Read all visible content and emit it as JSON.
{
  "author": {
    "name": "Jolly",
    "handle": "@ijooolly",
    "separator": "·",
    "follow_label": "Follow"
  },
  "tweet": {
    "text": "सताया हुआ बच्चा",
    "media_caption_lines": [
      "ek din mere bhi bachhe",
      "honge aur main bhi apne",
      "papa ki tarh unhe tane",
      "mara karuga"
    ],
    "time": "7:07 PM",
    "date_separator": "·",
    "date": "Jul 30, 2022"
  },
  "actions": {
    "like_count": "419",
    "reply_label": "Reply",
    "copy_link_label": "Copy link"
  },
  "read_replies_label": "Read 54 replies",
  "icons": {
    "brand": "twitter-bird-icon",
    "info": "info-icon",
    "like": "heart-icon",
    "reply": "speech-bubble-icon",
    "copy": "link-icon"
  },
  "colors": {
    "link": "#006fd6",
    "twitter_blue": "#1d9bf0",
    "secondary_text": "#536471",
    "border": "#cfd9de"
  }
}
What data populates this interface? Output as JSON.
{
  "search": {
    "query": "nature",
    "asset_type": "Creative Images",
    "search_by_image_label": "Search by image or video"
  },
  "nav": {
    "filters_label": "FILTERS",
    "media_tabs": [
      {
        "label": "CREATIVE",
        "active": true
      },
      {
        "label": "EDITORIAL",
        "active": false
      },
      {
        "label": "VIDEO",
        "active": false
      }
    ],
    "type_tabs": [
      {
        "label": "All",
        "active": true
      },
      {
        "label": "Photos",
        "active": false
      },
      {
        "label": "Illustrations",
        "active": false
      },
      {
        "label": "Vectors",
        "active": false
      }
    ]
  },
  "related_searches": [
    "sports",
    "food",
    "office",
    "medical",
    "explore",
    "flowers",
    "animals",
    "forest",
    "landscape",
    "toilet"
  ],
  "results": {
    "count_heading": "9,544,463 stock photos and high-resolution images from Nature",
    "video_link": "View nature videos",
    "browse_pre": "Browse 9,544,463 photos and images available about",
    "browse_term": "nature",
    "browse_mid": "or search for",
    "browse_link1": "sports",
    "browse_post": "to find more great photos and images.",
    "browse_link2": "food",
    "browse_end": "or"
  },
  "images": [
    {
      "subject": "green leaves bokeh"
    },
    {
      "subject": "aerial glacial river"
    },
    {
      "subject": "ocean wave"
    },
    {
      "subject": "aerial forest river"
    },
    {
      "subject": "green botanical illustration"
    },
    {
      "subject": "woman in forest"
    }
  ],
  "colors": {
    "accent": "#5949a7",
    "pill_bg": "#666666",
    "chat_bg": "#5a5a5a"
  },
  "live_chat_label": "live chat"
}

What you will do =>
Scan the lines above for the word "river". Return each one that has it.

Solution for this task =>
      "subject": "aerial glacial river"
      "subject": "aerial forest river"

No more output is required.